As mentioned above, the instrument 100 is able to dispense with the use of a capacitor to eliminate offsets of the amplifier 46 because the control unit 104 performs a calibration procedure. As shown in FIG. 3, this calibration procedure 120 is entered at 122 and the control unit 104 then opens switches 26 and 36. Resistor 38 then brings node 30 to zero volts. The control unit 104 then examines the output of the A/D converter 40. If the A/D converter 40 provides an RMS amplitude indication of other than zero, the control unit 104 determines at step 128 the offset of the amplifier 46 corresponding to this RMS amplitude. The control unit 104 then calculates a correction factor at step 130 that will be used for subsequent measurements in the AC measurement mode and the automatic measurement mode. Finally, the calibration procedure exits at step 134. Although one example of a calibration procedure is shown in FIG. 3, it will be understood that other calibration procedures may be used to compensate for any offset of the amplifier 46 and RMS converted 50. Regardless of what calibration procedure is used, the use of a calibration procedure to compensate for offset of the amplifier 46 allows the RMS circuit 50 to be connected through a DC circuit path in the AC measurement mode and in the automatic measurement mode regardless of the nature of the signals applied between the terminals 12, 14. As a result, the voltage measuring instrument 100 is able to provide more accurate measurements when the amplitude of a signal has both AC and DC components.
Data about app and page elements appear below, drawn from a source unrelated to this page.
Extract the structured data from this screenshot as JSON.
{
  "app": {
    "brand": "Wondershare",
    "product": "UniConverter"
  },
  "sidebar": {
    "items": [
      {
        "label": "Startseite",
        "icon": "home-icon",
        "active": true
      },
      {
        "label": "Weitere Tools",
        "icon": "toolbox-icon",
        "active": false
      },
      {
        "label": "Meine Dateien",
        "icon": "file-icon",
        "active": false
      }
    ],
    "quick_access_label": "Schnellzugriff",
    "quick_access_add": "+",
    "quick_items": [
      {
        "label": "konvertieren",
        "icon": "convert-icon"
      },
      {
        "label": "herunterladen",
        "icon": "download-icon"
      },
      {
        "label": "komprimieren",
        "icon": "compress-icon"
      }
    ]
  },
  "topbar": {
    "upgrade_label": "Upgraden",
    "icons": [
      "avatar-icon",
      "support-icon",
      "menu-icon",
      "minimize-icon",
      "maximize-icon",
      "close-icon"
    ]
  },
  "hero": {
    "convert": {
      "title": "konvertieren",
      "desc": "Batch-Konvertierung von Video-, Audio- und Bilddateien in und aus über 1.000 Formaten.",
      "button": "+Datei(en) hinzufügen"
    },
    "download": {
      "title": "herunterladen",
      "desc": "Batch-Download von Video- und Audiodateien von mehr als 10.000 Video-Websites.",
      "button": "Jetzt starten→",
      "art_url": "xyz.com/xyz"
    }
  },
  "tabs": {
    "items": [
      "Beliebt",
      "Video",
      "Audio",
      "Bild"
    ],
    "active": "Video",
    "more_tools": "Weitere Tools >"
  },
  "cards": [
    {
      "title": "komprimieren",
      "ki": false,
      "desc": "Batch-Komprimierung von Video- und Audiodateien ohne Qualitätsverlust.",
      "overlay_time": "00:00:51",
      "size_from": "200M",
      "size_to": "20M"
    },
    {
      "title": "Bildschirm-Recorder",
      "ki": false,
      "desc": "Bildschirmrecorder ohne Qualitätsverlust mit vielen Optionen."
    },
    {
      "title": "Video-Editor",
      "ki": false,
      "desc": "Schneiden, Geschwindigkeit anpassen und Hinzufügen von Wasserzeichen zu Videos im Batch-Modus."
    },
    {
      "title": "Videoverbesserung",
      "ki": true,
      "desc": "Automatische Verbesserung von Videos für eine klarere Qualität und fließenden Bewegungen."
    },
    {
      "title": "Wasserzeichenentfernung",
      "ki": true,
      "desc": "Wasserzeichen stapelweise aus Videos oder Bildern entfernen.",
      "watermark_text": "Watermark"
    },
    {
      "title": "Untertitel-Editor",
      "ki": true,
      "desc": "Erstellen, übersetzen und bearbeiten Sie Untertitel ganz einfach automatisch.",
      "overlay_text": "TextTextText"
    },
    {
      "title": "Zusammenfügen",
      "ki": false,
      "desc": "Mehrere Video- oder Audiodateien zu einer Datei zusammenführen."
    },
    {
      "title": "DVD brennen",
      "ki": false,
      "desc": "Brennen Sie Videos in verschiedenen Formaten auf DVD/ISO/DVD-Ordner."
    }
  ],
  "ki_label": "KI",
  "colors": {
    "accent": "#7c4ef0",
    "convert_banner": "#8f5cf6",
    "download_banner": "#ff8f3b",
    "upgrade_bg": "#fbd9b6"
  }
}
Another example of a voltage measuring instrument 140 is shown in FIG. 4. The voltage measuring instrument 140 includes all of the same components that are used in the voltage measuring instrument 100 of FIG. 2 operating in essentially the same manner. The instrument 140 differs from the instrument 100 by connecting the comparator and logic circuit 20 to the terminal 12 through a resistor 144 rather than connecting it directly to the test node 30 as in the instrument 100.

Although the present invention has been described with reference to the disclosed embodiments, persons skilled in the art will recognize that changes may be made in form and detail without departing from the spirit and scope of the invention. Such modifications are well within the skill of those ordinarily skilled in the art. Accordingly, the invention is not limited except as by the appended claims.

Referenced by
Citing PatentFiling datePublication dateApplicantTitle
US7855544 *May 1, 2008Dec 21, 2010Keithley Instruments, Inc.AC low current probe card
US8385724 *Sep 19, 2007Feb 26, 2013Novatek Microelectronics Corp.Controlling device of a liquid crystal display
US8810440May 29, 2012Aug 19, 2014Southeast UniversityStochastic Time-Digital Converter
US20140118050 *Oct 30, 2013May 1, 2014Marvell World Trade Ltd.Highly accurate true rms power detector for cellular applications
CN101387696BNov 7, 2008May 30, 2012河南电力试验研究院Calibration system and method for digital alternating current-direct current tester
Classifications
U.S. Classification324/123.00R, 324/130, 324/76.11
International ClassificationG01R1/02, G01R1/30, G01R19/00
Cooperative ClassificationG01R15/125, G01R19/02, G01R19/0015
European ClassificationG01R19/00A2, G01R15/12B, G01R19/02
Legal Events
DateCodeEventDescription
Jul 5, 2013FPAYFee payment
Year of fee payment: 4
Dec 4, 2006ASAssignment
Owner name: FLUKE CORPORATION, WASHINGTON
Free format text: ASSIGNMENT OF ASSIGNORS INTEREST;ASSIGNOR:GALLAVAN, MICHAEL F.;REEL/FRAME:018649/0263
Effective date: 20060911